Critical Information Literacy
Foundations, Inspiration, and Ideas
Author: Annie Downey
Published: July 2016
Academic librarians are exploring critical information literacy (CIL) in ever increasing numbers. While a smattering of journal articles and a small number of books have been published on the topic, the conversation around CIL has mostly taken place online, at conferences, in individual libraries, and in personal dialogues. This book explores that conversation and provides a snapshot of the current state of CIL as it is enacted and understood by academic librarians. It introduces the ideas and concepts behind CIL and helps librarians make more informed decisions about how to design, teach, and implement programs. It also informs library science scholars and policy makers in terms of knowing how CIL is being taught and supported at the institutional level.
This book grew out of the author’s dissertation research, which was a qualitative study investigating the institutional support, nonsupport, and barriers to CIL programs and the effectiveness of experiential critical pedagogy for information literacy learning as taught and studied by 19 CIL librarians and scholars. Experiential education served as the broad theoretical framework for the study, which stems from the tradition of critical theory, and used the work of two major experiential learning theorists and theories specifically: Paulo Freire and critical pedagogy and Jack Mezirow and transformative learning. Mezirow and Freire focused their work on adult education and grounded their approaches in critical theory and focused on power relationships, reflection, and the emancipatory potential of education.

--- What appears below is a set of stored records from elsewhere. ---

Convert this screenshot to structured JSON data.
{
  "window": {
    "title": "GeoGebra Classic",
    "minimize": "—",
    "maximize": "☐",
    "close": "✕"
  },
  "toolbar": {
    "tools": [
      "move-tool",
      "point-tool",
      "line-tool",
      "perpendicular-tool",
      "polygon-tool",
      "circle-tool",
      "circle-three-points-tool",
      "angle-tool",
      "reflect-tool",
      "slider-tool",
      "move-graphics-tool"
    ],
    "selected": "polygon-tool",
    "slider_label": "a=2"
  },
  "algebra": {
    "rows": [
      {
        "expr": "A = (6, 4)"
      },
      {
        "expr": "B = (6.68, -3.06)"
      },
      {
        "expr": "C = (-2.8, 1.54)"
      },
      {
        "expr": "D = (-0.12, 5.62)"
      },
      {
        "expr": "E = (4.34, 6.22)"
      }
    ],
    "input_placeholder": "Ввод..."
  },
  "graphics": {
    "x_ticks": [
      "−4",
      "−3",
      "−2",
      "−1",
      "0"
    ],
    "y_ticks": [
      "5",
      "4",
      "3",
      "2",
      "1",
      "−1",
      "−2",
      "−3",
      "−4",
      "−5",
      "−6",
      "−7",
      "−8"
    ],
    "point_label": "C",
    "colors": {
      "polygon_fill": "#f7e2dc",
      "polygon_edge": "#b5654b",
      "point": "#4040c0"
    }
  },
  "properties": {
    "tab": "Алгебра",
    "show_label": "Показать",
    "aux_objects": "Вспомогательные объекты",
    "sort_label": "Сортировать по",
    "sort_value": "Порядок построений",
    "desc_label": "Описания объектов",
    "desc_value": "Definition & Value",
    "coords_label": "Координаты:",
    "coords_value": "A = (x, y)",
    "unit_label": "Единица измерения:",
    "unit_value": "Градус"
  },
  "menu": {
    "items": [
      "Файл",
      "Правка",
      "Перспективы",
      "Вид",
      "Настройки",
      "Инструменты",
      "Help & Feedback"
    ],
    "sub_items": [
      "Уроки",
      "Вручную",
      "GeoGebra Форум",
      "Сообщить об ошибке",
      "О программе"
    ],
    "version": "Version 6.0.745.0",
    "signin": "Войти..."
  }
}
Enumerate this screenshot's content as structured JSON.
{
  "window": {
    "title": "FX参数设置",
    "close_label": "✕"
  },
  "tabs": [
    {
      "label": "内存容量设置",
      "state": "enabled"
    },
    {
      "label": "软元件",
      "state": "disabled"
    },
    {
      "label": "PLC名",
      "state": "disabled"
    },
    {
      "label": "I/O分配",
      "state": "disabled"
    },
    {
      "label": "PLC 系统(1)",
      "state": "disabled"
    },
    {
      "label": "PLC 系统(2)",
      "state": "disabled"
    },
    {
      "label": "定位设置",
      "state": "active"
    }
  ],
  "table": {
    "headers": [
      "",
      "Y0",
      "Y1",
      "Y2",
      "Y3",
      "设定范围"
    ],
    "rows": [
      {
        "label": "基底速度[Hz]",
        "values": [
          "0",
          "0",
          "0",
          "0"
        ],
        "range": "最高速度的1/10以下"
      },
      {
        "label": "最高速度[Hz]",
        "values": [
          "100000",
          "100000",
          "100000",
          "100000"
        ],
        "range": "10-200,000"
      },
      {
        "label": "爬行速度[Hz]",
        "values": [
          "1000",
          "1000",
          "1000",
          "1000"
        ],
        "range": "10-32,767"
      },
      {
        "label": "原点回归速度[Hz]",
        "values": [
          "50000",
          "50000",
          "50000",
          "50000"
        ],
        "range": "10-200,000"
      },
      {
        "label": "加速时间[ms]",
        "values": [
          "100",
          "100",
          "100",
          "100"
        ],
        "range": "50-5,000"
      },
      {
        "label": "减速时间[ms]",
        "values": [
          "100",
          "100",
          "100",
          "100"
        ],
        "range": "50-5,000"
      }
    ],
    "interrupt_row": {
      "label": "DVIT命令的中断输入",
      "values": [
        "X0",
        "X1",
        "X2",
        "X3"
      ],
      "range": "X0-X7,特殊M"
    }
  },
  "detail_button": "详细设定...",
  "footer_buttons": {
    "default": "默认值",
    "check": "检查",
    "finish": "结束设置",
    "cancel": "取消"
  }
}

Each chapter expands on the themes discussed or illustrated by the study participants, to include how and where librarians learn about CIL; the three major critical teaching methods critical librarians employ, including student-centered approaches, discussion and dialogue, and problem-posing methods; the struggle between using critical teaching methods and incorporating critical content; the argument for teaching within the broader context of academic disciplines and the crucial importance of strong relationships with faculty; support for CIL at the institutional level; and the role of professional identity and the culture of librarians and librarianship in CIL teaching and thought.
Annie Downey has written and presented on user studies, information literacy, K-20 library instruction, assessment, and academic library administration. Her current research interests include critical information literacy, service design in libraries, women in librarianship, and the student research process. She has an MLS and a PhD in Higher Education from the University of North Texas and is currently the Director of Research Services at Reed College in Portland, Oregon.